The Administrators Survey, conducted triennially with the cooperation of AACSB’s Associate Deans Affinity Group, received participation from over 500 business school administrators with 50 countries represented. The respondents included associate deans, assistant deans, vice deans, and their equivalents serving in colleges or schools of business. Here are just a few highlights from the survey:
- Ninety percent of respondents indicated that they report directly to their dean. On average, respondents indicated having 13 direct reports of their own. An assistant dean from a school in the United States reported having the most faculty direct reports with 35. Another assistant dean from a school in the United States reported having the most staff direct reports with 27.
- Nearly half (42 percent) of the respondents indicated that they had no aspirations of becoming a dean. This lines up well with the results from our 2014–15 Deans Survey, which revealed that 32 percent of responding deans reported having been in an associate dean, assistant dean, or vice dean role prior to their first deanship. This grouping of senior administrators is somewhat newer to their current role, with 69 percent of respondents reporting that they are in their first appointment (with an average of 4.6 years in the role). Many of the administrators are tenured, however, with 83 percent reporting holding tenure (among those in institutions/countries where tenure exists).
- In February, I wrote about the B-School Dean Lingua Franca, which somewhat unsurprisingly was found to be English, with a whopping 90 percent of respondents to the Deans Survey reporting English fluency. The post includes a useful table that details the commonality of English fluency of deans by region, and which helps underline the universal nature of the language among the position. The Administrators Survey unveiled a similar occurrence, with 92 percent of respondents reporting English fluency and an additional 6 percent reporting conversational English proficiency.
- Further, among the Administrators Survey respondents, 33 percent reported speaking two or more languages fluently. Seven percent reported speaking three or more languages fluently. Again, this aligns closely with the findings from the Deans Survey, in which 35 percent of respondents reported speaking two or more languages fluently, and 10 percent reported speaking three or more languages fluently. With respect to languages conversationally spoken, French was the most commonly indicated (15 percent), followed by German and English (both at 6.48 percent).

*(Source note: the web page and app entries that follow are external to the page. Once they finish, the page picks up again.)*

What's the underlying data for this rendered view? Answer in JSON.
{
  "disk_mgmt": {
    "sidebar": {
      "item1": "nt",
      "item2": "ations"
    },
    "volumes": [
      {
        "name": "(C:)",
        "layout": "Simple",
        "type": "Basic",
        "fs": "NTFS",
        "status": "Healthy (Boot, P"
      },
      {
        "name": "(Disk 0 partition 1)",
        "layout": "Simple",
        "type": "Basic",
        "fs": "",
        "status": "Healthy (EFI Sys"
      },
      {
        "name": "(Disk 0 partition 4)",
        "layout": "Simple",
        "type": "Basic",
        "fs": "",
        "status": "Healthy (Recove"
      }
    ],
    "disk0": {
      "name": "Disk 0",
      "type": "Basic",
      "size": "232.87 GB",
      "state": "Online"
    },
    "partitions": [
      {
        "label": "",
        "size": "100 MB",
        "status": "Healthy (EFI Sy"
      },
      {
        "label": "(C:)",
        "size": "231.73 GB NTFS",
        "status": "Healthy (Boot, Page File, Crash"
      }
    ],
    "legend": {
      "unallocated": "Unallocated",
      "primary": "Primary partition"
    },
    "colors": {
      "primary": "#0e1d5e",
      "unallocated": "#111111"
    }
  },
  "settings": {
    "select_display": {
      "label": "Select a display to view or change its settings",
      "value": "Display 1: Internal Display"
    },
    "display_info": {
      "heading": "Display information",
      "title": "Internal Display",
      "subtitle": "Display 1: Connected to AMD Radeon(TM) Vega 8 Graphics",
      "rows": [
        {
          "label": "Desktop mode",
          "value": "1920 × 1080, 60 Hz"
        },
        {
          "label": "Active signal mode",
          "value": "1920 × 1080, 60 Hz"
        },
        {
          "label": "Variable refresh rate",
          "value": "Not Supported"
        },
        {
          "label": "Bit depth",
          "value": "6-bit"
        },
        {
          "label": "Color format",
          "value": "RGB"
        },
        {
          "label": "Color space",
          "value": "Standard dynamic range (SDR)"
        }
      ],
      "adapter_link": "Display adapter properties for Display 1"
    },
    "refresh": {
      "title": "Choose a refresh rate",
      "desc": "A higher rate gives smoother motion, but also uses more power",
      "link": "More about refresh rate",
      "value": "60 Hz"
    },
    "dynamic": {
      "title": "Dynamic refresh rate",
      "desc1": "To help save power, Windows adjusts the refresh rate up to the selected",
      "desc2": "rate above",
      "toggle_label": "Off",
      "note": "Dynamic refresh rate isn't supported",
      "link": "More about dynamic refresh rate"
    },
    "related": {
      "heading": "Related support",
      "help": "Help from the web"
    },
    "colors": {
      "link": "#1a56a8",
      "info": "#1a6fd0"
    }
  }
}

I will be sharing more data and findings from the Administrators Survey in the coming months. If you are interested in the results of the survey and would like to suggest a focus for a future blog post or to just to chat about b-school administrators, please leave a comment below or send me a message at firstname.lastname@example.org.